TASK GOAL:
Locate the word "JSON" in the data below, then copy every line that holds it.

==*==

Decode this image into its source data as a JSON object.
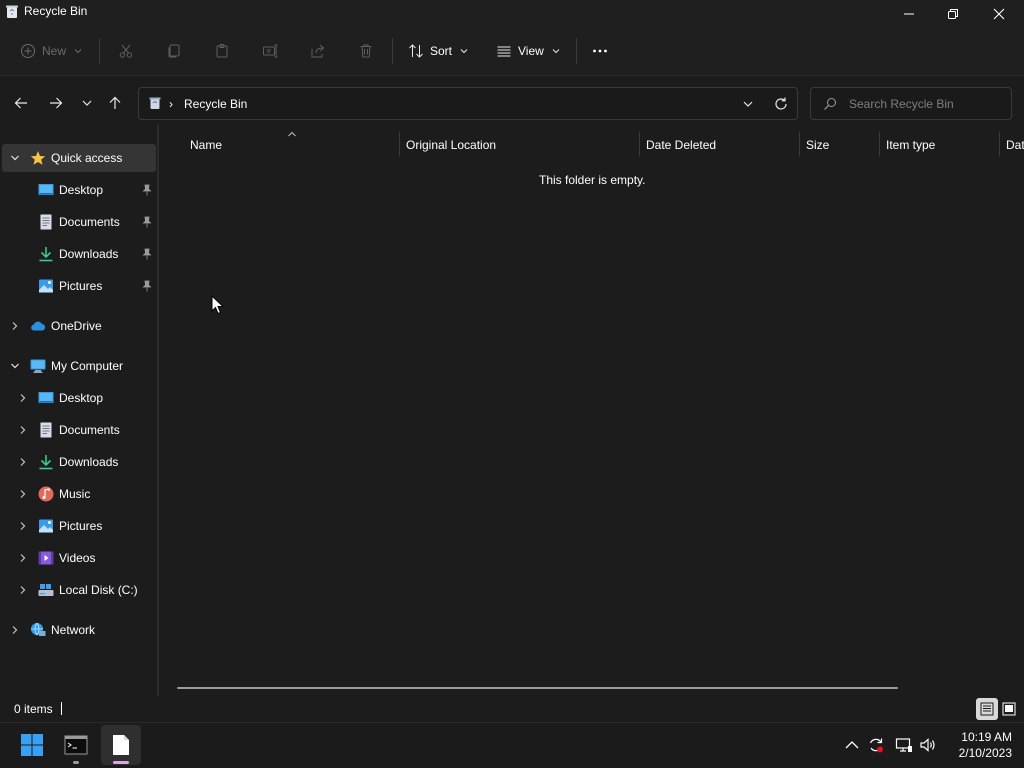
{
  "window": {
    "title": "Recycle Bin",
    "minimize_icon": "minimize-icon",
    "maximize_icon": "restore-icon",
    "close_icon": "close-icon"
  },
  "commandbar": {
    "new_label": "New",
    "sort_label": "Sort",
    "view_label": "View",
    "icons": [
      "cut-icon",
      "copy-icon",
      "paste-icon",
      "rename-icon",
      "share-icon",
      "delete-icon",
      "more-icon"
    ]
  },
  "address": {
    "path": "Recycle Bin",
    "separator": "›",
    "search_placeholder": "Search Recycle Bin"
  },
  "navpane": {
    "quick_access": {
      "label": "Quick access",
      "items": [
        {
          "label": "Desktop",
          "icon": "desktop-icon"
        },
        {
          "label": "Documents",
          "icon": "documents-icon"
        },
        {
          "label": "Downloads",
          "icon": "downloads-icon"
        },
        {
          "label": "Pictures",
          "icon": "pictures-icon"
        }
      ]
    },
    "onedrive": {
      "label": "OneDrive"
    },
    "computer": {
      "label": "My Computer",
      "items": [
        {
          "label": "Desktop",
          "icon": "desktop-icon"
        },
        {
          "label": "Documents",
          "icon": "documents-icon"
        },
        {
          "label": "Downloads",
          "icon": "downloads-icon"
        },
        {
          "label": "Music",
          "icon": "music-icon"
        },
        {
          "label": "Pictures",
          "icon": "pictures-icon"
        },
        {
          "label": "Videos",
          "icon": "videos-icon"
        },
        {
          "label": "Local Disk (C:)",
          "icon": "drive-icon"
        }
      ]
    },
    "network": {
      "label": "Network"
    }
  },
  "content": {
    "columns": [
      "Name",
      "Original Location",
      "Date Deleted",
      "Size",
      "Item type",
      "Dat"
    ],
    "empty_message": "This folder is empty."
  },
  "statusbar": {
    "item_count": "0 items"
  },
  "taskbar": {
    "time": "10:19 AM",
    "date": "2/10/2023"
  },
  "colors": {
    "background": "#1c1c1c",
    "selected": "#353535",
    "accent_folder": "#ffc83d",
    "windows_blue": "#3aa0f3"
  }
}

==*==

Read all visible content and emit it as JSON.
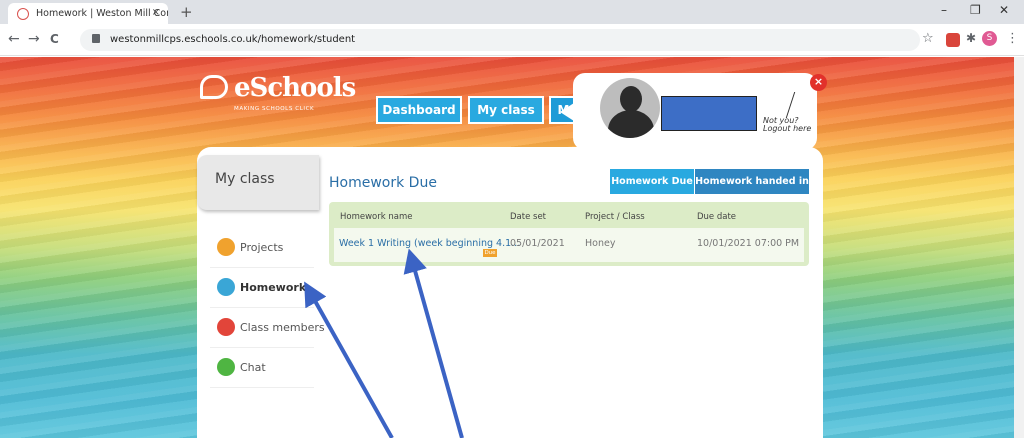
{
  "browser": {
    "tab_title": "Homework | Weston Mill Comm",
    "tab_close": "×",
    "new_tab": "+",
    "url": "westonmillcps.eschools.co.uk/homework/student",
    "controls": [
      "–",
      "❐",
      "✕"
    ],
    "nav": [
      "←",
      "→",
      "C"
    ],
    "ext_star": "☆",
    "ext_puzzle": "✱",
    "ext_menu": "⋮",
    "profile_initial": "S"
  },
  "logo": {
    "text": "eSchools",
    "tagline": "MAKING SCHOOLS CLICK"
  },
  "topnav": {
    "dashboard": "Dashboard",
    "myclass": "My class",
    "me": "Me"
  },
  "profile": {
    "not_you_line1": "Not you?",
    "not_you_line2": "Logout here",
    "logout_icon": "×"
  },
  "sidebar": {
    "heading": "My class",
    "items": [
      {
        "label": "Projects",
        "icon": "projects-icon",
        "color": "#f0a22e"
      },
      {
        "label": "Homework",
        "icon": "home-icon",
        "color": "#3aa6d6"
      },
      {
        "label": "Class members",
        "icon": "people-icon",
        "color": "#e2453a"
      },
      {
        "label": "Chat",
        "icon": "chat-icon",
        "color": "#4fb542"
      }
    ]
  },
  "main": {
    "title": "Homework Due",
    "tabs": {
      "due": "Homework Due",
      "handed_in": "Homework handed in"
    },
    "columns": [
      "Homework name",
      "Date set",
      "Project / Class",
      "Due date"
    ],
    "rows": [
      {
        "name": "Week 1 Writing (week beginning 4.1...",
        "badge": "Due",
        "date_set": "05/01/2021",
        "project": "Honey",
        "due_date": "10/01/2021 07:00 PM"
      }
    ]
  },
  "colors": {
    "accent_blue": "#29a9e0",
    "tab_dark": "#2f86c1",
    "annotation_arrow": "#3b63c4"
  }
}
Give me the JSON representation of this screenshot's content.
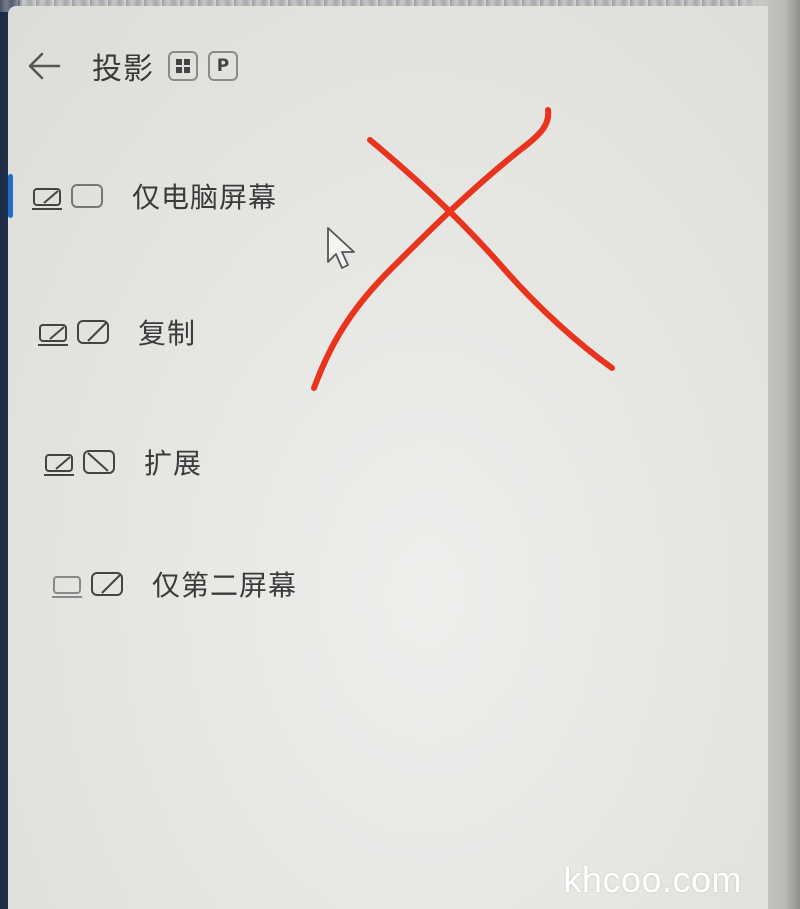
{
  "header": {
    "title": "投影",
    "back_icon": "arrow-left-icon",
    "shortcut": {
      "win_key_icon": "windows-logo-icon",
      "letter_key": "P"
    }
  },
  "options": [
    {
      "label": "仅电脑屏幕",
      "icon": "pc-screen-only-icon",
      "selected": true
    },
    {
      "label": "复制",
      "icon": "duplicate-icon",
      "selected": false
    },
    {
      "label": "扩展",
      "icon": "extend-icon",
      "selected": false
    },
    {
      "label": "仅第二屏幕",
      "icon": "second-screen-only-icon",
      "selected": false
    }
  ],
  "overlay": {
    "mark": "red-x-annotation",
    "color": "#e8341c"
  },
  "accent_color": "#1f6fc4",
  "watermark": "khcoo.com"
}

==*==

OUTPUT:
Decode this image into its source data as a JSON object.
Read all visible content and emit it as JSON.
Give me the JSON representation of this screenshot's content.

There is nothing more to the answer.